The two remaining spots are filled by Torbreck Run Rig and Clarendon Hills Astralis Shiraz (894 and 862 respectively). Whilst they receive a very similar number of searches each month, Torbreck Run Rig edges ahead thanks to superior restaurant presence (17% vs 11%) – presumably in part due to producing over twice as many bottles each year as Clarendon Hills Astralis.
This week’s Listed section ventures out from the Old World to look at Argentina’s top five brands. Wine Lister’s Brand score measures a wine’s performance across two criteria – restaurant presence and online popularity. The five Argentine wines, from three producers, all achieve scores that are either strong or very strong on Wine Lister’s scale, indicating that South America’s strongest brands are now established on the global fine wine market.
With a Brand score of 849, Argentina’s leading icon is Cheval des Andes. A joint venture between Saint-Emilion heavyweight Cheval Blanc and Terrazas de los Andes, it leads the way when it comes to restaurant presence, featuring on 14% of the world’s top wine lists – its closest rival in that criterion, Bodega Catena Zapata Nicolás Catena Zapata appears on 9% of the same lists.

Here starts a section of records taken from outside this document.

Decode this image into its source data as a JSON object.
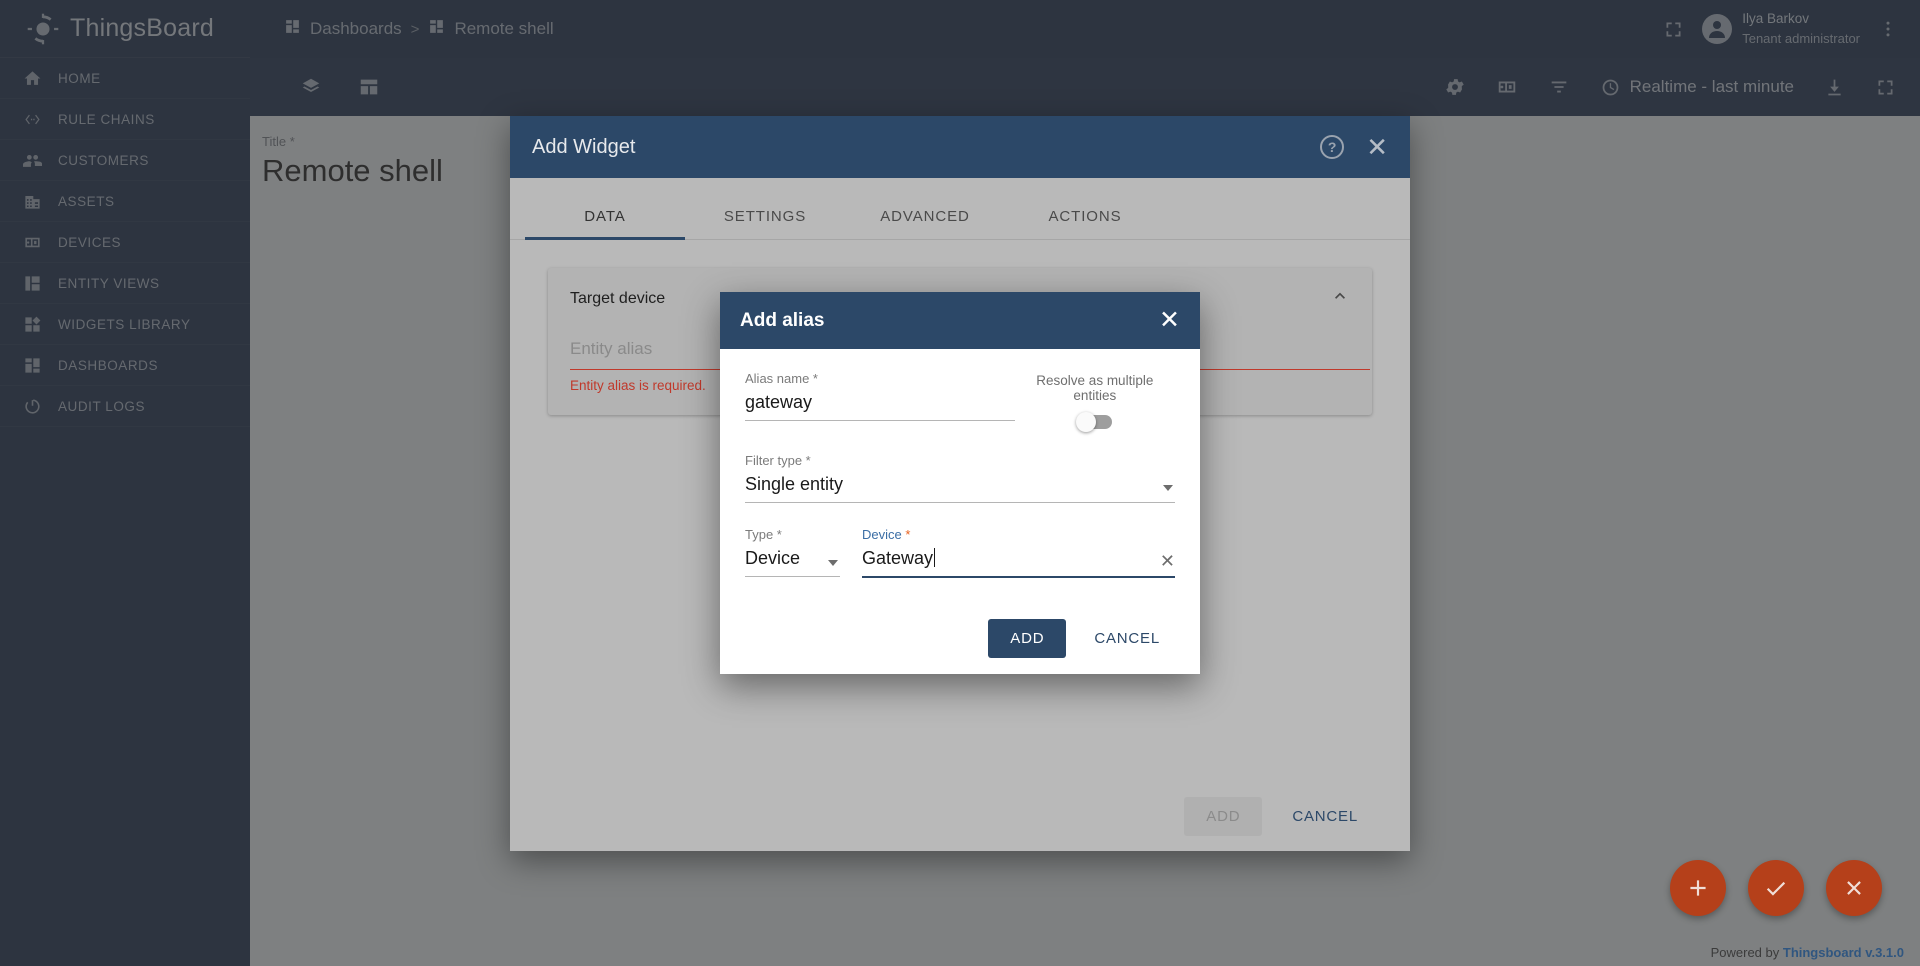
{
  "app": {
    "brand": "ThingsBoard",
    "footer_prefix": "Powered by",
    "footer_link": "Thingsboard v.3.1.0"
  },
  "sidebar": {
    "items": [
      {
        "label": "HOME",
        "icon": "home-icon"
      },
      {
        "label": "RULE CHAINS",
        "icon": "rule-chains-icon"
      },
      {
        "label": "CUSTOMERS",
        "icon": "customers-icon"
      },
      {
        "label": "ASSETS",
        "icon": "assets-icon"
      },
      {
        "label": "DEVICES",
        "icon": "devices-icon"
      },
      {
        "label": "ENTITY VIEWS",
        "icon": "entity-views-icon"
      },
      {
        "label": "WIDGETS LIBRARY",
        "icon": "widgets-library-icon"
      },
      {
        "label": "DASHBOARDS",
        "icon": "dashboards-icon"
      },
      {
        "label": "AUDIT LOGS",
        "icon": "audit-logs-icon"
      }
    ]
  },
  "topbar": {
    "breadcrumb": [
      {
        "label": "Dashboards"
      },
      {
        "label": "Remote shell"
      }
    ],
    "separator": ">",
    "user": {
      "name": "Ilya Barkov",
      "role": "Tenant administrator"
    }
  },
  "toolbar": {
    "timewindow": "Realtime - last minute"
  },
  "dashboard": {
    "title_label": "Title *",
    "title_value": "Remote shell"
  },
  "add_widget_dialog": {
    "title": "Add Widget",
    "tabs": [
      {
        "label": "DATA",
        "active": true
      },
      {
        "label": "SETTINGS",
        "active": false
      },
      {
        "label": "ADVANCED",
        "active": false
      },
      {
        "label": "ACTIONS",
        "active": false
      }
    ],
    "panel": {
      "title": "Target device",
      "alias_placeholder": "Entity alias",
      "alias_error": "Entity alias is required."
    },
    "buttons": {
      "add": "ADD",
      "cancel": "CANCEL"
    }
  },
  "add_alias_dialog": {
    "title": "Add alias",
    "alias_name": {
      "label": "Alias name *",
      "value": "gateway"
    },
    "resolve_toggle": {
      "label": "Resolve as multiple entities",
      "state": "off"
    },
    "filter_type": {
      "label": "Filter type *",
      "value": "Single entity"
    },
    "type": {
      "label": "Type *",
      "value": "Device"
    },
    "device": {
      "label": "Device",
      "required_mark": "*",
      "value": "Gateway"
    },
    "buttons": {
      "add": "ADD",
      "cancel": "CANCEL"
    }
  },
  "fabs": [
    {
      "name": "add-widget-fab",
      "glyph": "+"
    },
    {
      "name": "apply-changes-fab",
      "glyph": "check"
    },
    {
      "name": "discard-changes-fab",
      "glyph": "close"
    }
  ],
  "colors": {
    "brand_dark": "#1b2b45",
    "accent_blue": "#2c4868",
    "error_red": "#c0392b",
    "fab_red": "#b5401a"
  }
}
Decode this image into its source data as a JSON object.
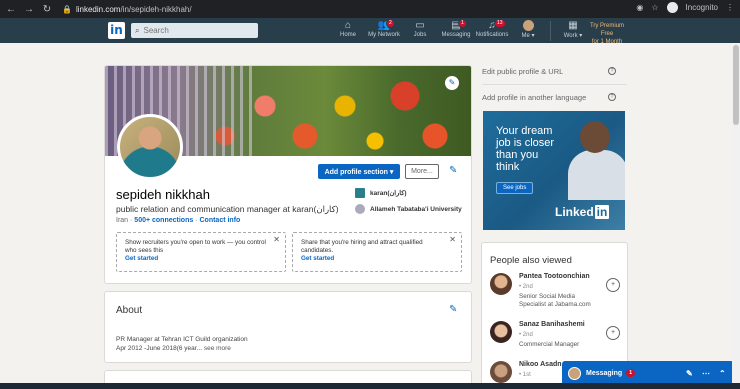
{
  "browser": {
    "url_domain": "linkedin.com",
    "url_path": "/in/sepideh-nikkhah/",
    "incognito_label": "Incognito"
  },
  "nav": {
    "logo": "in",
    "search_placeholder": "Search",
    "items": [
      {
        "label": "Home",
        "badge": ""
      },
      {
        "label": "My Network",
        "badge": "2"
      },
      {
        "label": "Jobs",
        "badge": ""
      },
      {
        "label": "Messaging",
        "badge": "1"
      },
      {
        "label": "Notifications",
        "badge": "13"
      },
      {
        "label": "Me ▾",
        "badge": ""
      },
      {
        "label": "Work ▾",
        "badge": ""
      }
    ],
    "premium_line1": "Try Premium Free",
    "premium_line2": "for 1 Month"
  },
  "profile": {
    "add_section_label": "Add profile section ▾",
    "more_label": "More...",
    "name": "sepideh nikkhah",
    "headline": "public relation and communication manager at karan(کاران)",
    "location": "Iran",
    "connections": "500+ connections",
    "contact": "Contact info",
    "company": "karan(کاران)",
    "school": "Allameh Tabataba'i University",
    "open_to_work": {
      "text": "Show recruiters you're open to work — you control who sees this",
      "link": "Get started"
    },
    "hiring": {
      "text": "Share that you're hiring and attract qualified candidates.",
      "link": "Get started"
    }
  },
  "about": {
    "title": "About",
    "line1": "PR Manager at Tehran ICT Guild organization",
    "line2": "Apr 2012 -June 2018(6 year...",
    "see_more": "see more"
  },
  "sidebar": {
    "edit_profile": "Edit public profile & URL",
    "add_language": "Add profile in another language",
    "ad": {
      "line1": "Your dream",
      "line2": "job is closer",
      "line3": "than you",
      "line4": "think",
      "button": "See jobs",
      "brand": "Linked",
      "brand_in": "in"
    },
    "people_title": "People also viewed",
    "people": [
      {
        "name": "Pantea Tootoonchian",
        "degree": "• 2nd",
        "job": "Senior Social Media Specialist at Jabama.com"
      },
      {
        "name": "Sanaz Banihashemi",
        "degree": "• 2nd",
        "job": "Commercial Manager"
      },
      {
        "name": "Nikoo Asadn...",
        "degree": "• 1st",
        "job": ""
      }
    ]
  },
  "messaging": {
    "label": "Messaging",
    "badge": "1"
  }
}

Nicolás Catena Zapata (834) turns the tables in terms of online popularity. The only Buzz Brand of the group, it receives on average 2,349 searches each month on Wine-Searcher, 27% more than Cheval des Andes (1,853). It also achieves the greatest vertical restaurant presence of the group, with 2.7 listings on average per list.
Nearly 100 points behind is third-placed Achaval Ferrer Finca Altamira with a score of 739. Appearing in 7% of restaurants and receiving 999 searches each month, it achieves its best score in the Brand category, comfortably outperforming its Quality score (581) and Economics score (183).
The last two spots are filled by two more wines from Bodega Catena Zapata – Malbec Argentino in fourth place (694) and Adrianna Vineyard Malbec in fifth place (661). Both receive a similar number of searches each month (744 and 793 respectively), and are visible in 6% and 4% of restaurants respectively.